**PROBLEM TO WORK ON:**
Your answer should be every line with the word "handle", copied from the data below.

**PROVIDED DATA:**
════════════════

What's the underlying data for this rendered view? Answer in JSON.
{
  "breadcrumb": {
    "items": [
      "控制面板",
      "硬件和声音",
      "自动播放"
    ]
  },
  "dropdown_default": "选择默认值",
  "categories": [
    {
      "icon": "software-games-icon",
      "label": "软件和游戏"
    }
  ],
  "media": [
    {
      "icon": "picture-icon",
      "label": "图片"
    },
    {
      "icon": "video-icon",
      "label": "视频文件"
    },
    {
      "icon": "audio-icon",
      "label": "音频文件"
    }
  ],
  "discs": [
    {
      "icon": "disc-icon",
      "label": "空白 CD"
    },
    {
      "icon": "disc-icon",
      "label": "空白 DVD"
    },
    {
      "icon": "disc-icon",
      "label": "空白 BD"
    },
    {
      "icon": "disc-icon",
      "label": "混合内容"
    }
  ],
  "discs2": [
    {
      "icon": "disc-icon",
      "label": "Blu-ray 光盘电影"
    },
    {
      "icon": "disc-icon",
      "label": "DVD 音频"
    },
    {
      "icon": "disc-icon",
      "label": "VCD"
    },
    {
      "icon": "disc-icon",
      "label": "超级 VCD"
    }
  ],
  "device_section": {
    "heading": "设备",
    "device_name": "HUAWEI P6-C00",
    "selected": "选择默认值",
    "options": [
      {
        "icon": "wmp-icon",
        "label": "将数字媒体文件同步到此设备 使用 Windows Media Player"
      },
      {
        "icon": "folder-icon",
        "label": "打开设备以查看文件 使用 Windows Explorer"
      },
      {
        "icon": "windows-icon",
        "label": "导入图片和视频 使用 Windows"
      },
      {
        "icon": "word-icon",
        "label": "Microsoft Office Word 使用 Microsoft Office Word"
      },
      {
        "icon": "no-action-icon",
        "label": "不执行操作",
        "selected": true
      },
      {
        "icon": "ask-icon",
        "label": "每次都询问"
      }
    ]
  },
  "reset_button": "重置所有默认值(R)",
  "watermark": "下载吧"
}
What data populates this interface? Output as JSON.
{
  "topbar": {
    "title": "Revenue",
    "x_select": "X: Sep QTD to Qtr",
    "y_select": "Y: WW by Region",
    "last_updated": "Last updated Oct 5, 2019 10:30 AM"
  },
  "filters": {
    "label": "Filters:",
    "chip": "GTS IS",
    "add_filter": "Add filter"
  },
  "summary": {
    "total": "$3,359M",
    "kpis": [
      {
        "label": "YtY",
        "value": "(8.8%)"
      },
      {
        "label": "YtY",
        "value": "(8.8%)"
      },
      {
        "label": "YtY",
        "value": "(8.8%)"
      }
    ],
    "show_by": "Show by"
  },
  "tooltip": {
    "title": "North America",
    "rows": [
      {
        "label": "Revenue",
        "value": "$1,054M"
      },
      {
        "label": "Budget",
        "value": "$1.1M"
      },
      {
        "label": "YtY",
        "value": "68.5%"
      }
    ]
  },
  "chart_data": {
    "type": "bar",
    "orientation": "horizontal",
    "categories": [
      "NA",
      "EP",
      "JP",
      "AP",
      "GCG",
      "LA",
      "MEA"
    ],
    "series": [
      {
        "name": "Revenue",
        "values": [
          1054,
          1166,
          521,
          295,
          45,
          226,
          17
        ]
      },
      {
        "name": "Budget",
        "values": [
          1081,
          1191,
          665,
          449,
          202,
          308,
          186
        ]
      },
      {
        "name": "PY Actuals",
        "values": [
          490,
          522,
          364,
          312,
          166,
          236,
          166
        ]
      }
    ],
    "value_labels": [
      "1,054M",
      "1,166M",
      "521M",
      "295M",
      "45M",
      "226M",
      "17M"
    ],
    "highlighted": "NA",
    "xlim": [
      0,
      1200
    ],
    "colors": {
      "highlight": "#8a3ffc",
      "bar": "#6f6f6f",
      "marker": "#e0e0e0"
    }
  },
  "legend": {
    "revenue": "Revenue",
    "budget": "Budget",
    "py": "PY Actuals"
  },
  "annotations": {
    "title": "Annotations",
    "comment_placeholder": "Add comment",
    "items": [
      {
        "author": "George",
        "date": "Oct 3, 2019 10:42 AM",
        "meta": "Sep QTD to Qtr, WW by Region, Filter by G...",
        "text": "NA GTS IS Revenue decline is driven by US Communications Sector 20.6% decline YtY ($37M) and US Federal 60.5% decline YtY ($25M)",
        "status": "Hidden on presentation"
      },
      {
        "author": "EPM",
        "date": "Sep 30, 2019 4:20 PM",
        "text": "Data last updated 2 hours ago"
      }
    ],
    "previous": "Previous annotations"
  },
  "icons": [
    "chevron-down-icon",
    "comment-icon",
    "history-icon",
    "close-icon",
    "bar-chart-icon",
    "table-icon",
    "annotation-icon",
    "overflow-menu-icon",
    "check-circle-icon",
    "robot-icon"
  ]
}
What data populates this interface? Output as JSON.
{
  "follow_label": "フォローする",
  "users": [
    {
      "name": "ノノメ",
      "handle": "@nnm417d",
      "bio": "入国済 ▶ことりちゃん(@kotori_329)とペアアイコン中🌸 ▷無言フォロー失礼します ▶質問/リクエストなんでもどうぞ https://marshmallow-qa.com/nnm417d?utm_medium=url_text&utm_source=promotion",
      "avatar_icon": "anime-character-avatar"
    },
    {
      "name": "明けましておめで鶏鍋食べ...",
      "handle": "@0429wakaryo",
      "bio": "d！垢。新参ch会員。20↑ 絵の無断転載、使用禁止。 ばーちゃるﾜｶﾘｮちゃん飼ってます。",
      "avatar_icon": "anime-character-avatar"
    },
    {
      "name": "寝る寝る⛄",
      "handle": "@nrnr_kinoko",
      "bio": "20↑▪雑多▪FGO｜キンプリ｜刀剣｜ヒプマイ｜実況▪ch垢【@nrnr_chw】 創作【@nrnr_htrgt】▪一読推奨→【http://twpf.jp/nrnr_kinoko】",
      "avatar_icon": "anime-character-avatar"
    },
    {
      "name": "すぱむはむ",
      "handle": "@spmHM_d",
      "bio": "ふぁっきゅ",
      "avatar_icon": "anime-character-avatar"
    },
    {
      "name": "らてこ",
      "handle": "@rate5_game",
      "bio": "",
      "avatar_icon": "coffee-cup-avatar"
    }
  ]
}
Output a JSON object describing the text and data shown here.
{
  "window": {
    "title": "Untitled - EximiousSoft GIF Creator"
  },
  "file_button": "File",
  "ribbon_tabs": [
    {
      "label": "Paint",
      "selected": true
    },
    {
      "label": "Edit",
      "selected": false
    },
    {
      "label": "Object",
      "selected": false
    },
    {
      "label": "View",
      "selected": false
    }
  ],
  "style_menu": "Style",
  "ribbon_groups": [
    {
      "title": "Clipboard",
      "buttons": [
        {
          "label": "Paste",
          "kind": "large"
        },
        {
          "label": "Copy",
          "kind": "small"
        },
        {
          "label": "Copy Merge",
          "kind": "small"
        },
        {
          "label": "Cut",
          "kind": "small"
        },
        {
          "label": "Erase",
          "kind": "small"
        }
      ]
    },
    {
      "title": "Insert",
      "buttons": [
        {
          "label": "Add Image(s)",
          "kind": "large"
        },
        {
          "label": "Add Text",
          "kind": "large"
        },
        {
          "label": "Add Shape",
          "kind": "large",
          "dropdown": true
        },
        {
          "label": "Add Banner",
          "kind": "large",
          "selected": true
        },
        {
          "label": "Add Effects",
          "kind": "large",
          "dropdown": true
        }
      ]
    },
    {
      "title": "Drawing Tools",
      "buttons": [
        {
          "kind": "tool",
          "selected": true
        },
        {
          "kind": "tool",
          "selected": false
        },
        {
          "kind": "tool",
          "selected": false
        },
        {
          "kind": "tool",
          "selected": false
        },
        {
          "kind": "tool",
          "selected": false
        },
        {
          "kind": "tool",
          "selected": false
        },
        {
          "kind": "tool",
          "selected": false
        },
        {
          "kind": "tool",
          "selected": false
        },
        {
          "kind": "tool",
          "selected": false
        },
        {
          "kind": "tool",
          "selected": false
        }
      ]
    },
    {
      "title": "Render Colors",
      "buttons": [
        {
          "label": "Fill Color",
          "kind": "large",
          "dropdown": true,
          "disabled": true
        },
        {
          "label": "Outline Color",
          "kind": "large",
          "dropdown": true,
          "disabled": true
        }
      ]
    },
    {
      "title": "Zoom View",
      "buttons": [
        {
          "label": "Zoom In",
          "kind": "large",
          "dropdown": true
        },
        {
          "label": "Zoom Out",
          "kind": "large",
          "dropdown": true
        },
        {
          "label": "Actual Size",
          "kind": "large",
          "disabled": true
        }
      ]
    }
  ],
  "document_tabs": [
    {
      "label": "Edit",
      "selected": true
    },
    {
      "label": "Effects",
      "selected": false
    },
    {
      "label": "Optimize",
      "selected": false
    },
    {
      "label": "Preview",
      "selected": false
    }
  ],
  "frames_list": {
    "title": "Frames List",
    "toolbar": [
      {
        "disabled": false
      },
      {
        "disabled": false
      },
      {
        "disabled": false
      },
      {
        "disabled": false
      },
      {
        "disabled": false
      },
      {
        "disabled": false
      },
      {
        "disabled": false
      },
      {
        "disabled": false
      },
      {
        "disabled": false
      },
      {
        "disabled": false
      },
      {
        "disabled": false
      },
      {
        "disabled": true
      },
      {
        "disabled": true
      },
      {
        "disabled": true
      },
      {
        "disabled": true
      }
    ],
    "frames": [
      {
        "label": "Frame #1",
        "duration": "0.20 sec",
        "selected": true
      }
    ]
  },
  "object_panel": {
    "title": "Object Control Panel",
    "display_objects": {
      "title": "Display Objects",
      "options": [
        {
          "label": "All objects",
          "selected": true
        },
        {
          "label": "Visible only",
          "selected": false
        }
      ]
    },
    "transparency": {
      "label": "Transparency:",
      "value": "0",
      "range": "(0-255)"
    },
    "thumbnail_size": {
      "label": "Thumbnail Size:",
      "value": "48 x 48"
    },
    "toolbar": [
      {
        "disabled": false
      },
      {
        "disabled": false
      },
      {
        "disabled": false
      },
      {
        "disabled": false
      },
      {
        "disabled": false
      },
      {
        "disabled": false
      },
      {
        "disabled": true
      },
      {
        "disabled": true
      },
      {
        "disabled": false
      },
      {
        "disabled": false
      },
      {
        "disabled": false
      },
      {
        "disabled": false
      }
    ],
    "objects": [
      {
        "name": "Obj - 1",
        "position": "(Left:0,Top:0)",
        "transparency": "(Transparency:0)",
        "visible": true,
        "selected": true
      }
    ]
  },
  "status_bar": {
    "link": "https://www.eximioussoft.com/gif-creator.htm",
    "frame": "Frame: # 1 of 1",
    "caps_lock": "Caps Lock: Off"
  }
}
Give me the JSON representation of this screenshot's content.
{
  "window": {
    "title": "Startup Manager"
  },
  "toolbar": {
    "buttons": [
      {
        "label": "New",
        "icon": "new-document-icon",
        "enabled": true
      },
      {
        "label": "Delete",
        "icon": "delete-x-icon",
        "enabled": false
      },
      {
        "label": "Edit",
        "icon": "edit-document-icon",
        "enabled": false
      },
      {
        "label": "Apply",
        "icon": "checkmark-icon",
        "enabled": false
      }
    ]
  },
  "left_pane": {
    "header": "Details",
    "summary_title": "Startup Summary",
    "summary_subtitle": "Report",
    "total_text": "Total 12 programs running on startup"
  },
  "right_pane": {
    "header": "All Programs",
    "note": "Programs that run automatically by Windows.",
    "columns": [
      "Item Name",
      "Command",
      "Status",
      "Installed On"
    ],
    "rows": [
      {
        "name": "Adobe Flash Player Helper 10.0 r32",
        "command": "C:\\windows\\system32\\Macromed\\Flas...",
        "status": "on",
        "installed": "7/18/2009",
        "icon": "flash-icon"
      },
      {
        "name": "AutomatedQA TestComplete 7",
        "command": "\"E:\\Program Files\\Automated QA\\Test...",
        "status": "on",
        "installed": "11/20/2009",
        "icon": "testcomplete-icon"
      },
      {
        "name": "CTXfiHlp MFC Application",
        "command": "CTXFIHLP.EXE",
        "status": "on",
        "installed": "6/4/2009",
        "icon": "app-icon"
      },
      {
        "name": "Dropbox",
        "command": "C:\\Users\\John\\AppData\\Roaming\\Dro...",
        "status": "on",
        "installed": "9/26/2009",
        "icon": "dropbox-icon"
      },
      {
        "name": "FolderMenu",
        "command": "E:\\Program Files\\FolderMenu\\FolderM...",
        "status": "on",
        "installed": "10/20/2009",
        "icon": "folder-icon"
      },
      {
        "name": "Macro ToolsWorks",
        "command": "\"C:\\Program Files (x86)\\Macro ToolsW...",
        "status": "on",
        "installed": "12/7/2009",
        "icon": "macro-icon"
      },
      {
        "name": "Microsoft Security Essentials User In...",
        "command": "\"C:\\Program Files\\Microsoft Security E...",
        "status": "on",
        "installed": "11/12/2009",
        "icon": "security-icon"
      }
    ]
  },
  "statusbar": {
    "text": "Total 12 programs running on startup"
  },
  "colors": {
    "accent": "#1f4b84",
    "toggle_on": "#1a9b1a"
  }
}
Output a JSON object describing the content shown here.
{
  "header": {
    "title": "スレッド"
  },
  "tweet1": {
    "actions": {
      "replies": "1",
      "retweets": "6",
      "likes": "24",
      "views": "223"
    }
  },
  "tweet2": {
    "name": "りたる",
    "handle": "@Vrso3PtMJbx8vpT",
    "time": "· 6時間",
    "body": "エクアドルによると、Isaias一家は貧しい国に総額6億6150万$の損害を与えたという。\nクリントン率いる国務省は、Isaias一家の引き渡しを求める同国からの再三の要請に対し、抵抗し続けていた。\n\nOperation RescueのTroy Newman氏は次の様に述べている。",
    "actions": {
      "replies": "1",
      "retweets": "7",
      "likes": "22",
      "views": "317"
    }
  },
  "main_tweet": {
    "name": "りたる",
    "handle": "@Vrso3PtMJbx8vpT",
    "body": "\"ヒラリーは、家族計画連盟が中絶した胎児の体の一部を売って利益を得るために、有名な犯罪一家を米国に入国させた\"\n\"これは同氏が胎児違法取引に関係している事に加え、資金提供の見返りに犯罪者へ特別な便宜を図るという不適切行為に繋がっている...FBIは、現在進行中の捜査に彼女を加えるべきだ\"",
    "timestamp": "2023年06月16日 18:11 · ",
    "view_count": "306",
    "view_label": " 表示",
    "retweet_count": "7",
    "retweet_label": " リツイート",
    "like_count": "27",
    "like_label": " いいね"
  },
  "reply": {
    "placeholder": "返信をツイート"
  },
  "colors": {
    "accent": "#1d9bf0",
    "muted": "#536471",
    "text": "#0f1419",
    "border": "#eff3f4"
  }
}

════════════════

**OUTPUT FOR THIS EXERCISE:**
      "handle": "@nnm417d",
      "handle": "@0429wakaryo",
      "handle": "@nrnr_kinoko",
      "handle": "@spmHM_d",
      "handle": "@rate5_game",
    "handle": "@Vrso3PtMJbx8vpT",
    "handle": "@Vrso3PtMJbx8vpT",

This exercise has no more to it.